EU Regulation

Implementation of EU aviation regulation into French law


As France takes over the presidency of the Council of the European Union on 1 January 2022, it wants to show the other 26 member states that it is not late in implementing EU law. Air transport is no exception.
The French Parliament passed a law on 8 October 2021 implementing certain EU regulations with respect to transport, environment, economy and finance (the 2021 Law). As is often the case in France, the 2021 Law does not incorporate the changes directly; rather, it empowers the French government to act through ordinances that have to be passed within a certain period (six to eight months, depending on the subject matter). The notable changes brought in by the 2021 Law are set out below.

EU Regulation 2018/1042

Following the tragic loss of a Germanwings flight in the French Alps in 2015, EU Regulation 2018/1042 introduced procedures for the support, treatment and testing of crews to ensure their capacity to conduct flights. The 2021 Law enables the government to incorporate these procedures into French law.

Operating licences and air operator certificates

EU Regulation 2018/1139 (known in the EU Aviation Safety Agency’s jargon as the « Basic Regulation ») was adopted on 4 July 2018 and brought significant changes to the regulation of air safety within the European Union, particularly with respect to the operation of aircraft. The Basic Regulation introduced a distinction between operations that require the holding of an air operator certificate (as was the case before) and those that require a mere declaration to the authority.

The 2021 Law allows the government to make an ordinance to amend French law (including the Code of Transport and the Civil Aviation Code) to provide for these two types of operations.

Liability of air carriers

Article 8 of the 2021 Law amends article L.6421-4 of the Code of Transport, which governs the liability of air operators who do not hold an air operator certificate. The provision updates the reference to the applicable convention. The Convention for the Unification of Certain Rules Relating to International Carriage by Air (Montreal Convention 1999) replaces the Convention for the Unification of Certain Rules Relating to International Carriage by Air (Warsaw Convention 1929) and deals with the liability of air carriers performing free-of-charge flights.

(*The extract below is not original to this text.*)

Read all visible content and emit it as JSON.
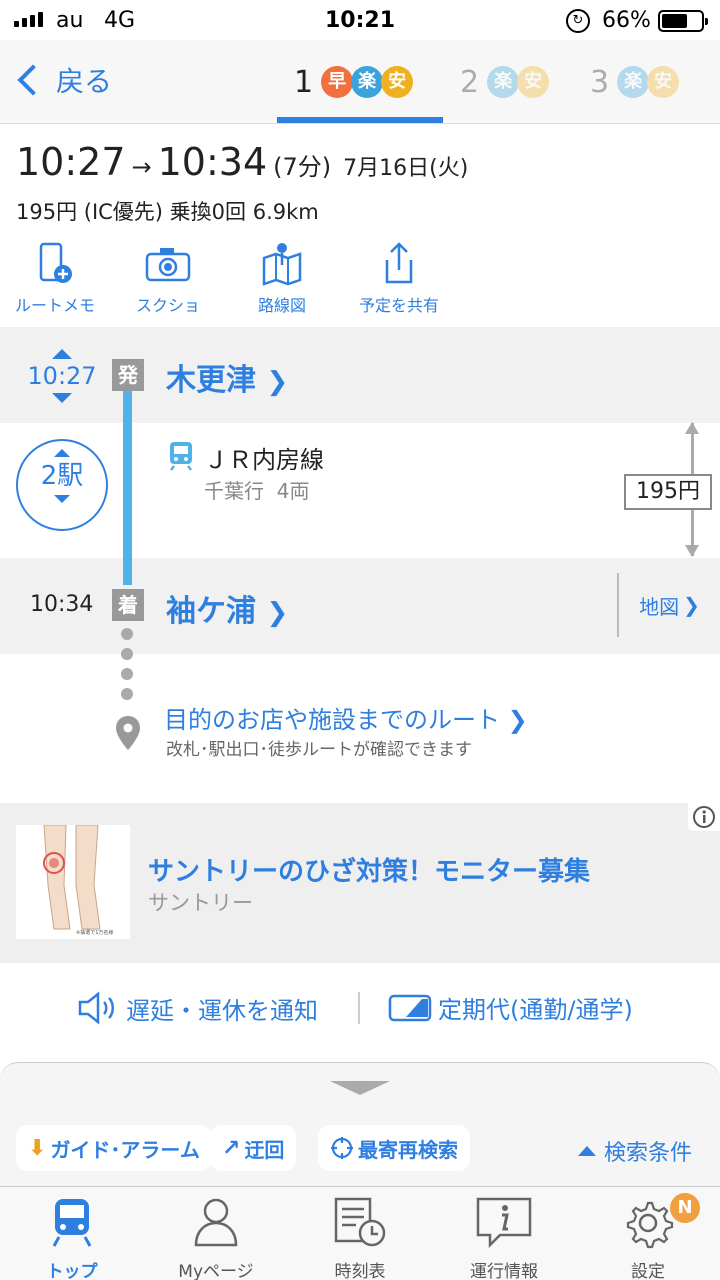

Under article L.6421-4 of the Code of Transport, an air transporter carrying out a free-of-charge flight may only be held liable for an accident if it can be demonstrated that it committed a fault which caused the accident. The 2021 Law maintains such liability for fault regime but introduces a threshold of damages incurred, under which a simple fault needs to be evidenced to engage the air carrier’s liability and above which evidence of an inexcusable fault is required (pursuant to article L.6421-4). An inexcusable fault consists of a deliberate fault involving awareness of the likelihood of the damage and its reckless acceptance without good reason. Such threshold is determined by reference to article 21(1) of the Montreal Convention 1999 and amounts to approximately €161,500.

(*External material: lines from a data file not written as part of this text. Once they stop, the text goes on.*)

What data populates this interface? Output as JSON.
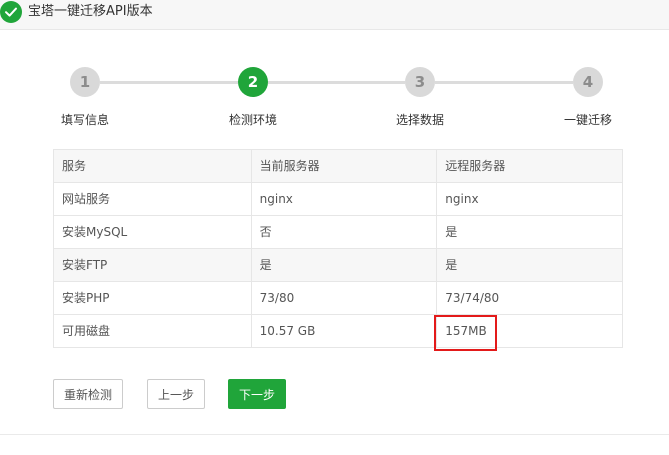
{
  "window": {
    "title": "宝塔一键迁移API版本"
  },
  "steps": [
    {
      "number": "1",
      "label": "填写信息",
      "state": "done"
    },
    {
      "number": "2",
      "label": "检测环境",
      "state": "active"
    },
    {
      "number": "3",
      "label": "选择数据",
      "state": "pending"
    },
    {
      "number": "4",
      "label": "一键迁移",
      "state": "pending"
    }
  ],
  "table": {
    "headers": [
      "服务",
      "当前服务器",
      "远程服务器"
    ],
    "rows": [
      [
        "网站服务",
        "nginx",
        "nginx"
      ],
      [
        "安装MySQL",
        "否",
        "是"
      ],
      [
        "安装FTP",
        "是",
        "是"
      ],
      [
        "安装PHP",
        "73/80",
        "73/74/80"
      ],
      [
        "可用磁盘",
        "10.57 GB",
        "157MB"
      ]
    ]
  },
  "buttons": {
    "recheck": "重新检测",
    "prev": "上一步",
    "next": "下一步"
  },
  "colors": {
    "accent": "#20a53a",
    "highlight": "#e31a1a"
  }
}
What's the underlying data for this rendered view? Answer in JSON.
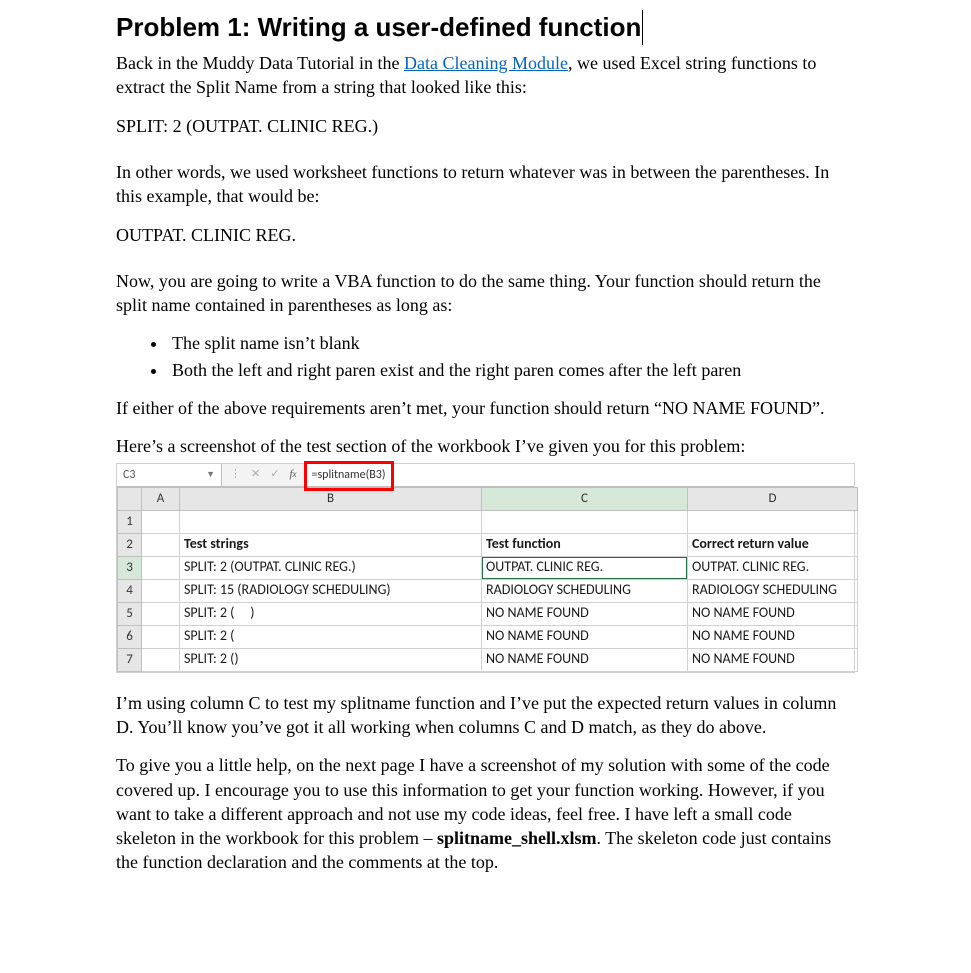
{
  "heading": "Problem 1: Writing a user-defined function",
  "intro_prefix": "Back in the Muddy Data Tutorial in the ",
  "intro_link_text": "Data Cleaning Module",
  "intro_suffix": ", we used Excel string functions to extract the Split Name from a string that looked like this:",
  "sample_string": "SPLIT: 2 (OUTPAT. CLINIC REG.)",
  "after_sample": "In other words, we used worksheet functions to return whatever was in between the parentheses. In this example, that would be:",
  "extracted_value": "OUTPAT. CLINIC REG.",
  "task_intro": "Now, you are going to write a VBA function to do the same thing. Your function should return the split name contained in parentheses as long as:",
  "bullets": {
    "b1": "The split name isn’t blank",
    "b2": "Both the left and right paren exist and the right paren comes after the left paren"
  },
  "error_rule": "If either of the above requirements aren’t met, your function should return “NO NAME FOUND”.",
  "screenshot_intro": "Here’s a screenshot of the test section of the workbook I’ve given you for this problem:",
  "excel": {
    "namebox": "C3",
    "formula": "=splitname(B3)",
    "col_headers": {
      "a": "A",
      "b": "B",
      "c": "C",
      "d": "D"
    },
    "row_labels": {
      "r1": "1",
      "r2": "2",
      "r3": "3",
      "r4": "4",
      "r5": "5",
      "r6": "6",
      "r7": "7"
    },
    "header_row": {
      "b": "Test strings",
      "c": "Test function",
      "d": "Correct return value"
    },
    "data": {
      "r3": {
        "b": "SPLIT: 2 (OUTPAT. CLINIC REG.)",
        "c": "OUTPAT. CLINIC REG.",
        "d": "OUTPAT. CLINIC REG."
      },
      "r4": {
        "b": "SPLIT: 15 (RADIOLOGY SCHEDULING)",
        "c": "RADIOLOGY SCHEDULING",
        "d": "RADIOLOGY SCHEDULING"
      },
      "r5": {
        "b": "SPLIT: 2 (     )",
        "c": "NO NAME FOUND",
        "d": "NO NAME FOUND"
      },
      "r6": {
        "b": "SPLIT: 2 (",
        "c": "NO NAME FOUND",
        "d": "NO NAME FOUND"
      },
      "r7": {
        "b": "SPLIT: 2 ()",
        "c": "NO NAME FOUND",
        "d": "NO NAME FOUND"
      }
    }
  },
  "after_excel_1": "I’m using column C to test my splitname function and I’ve put the expected return values in column D. You’ll know you’ve got it all working when columns C and D match, as they do above.",
  "help_prefix": "To give you a little help, on the next page I have a screenshot of my solution with some of the code covered up. I encourage you to use this information to get your function working. However, if you want to take a different approach and not use my code ideas, feel free. I have left a small code skeleton in the workbook for this problem – ",
  "help_filename": "splitname_shell.xlsm",
  "help_suffix": ". The skeleton code just contains the function declaration and the comments at the top."
}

This change aligns the law with the most recent case law of the French Court of Cassation (for further details, please see our previous article « Court of Cassation rules on liability of pilot in connection with free of charge flight » on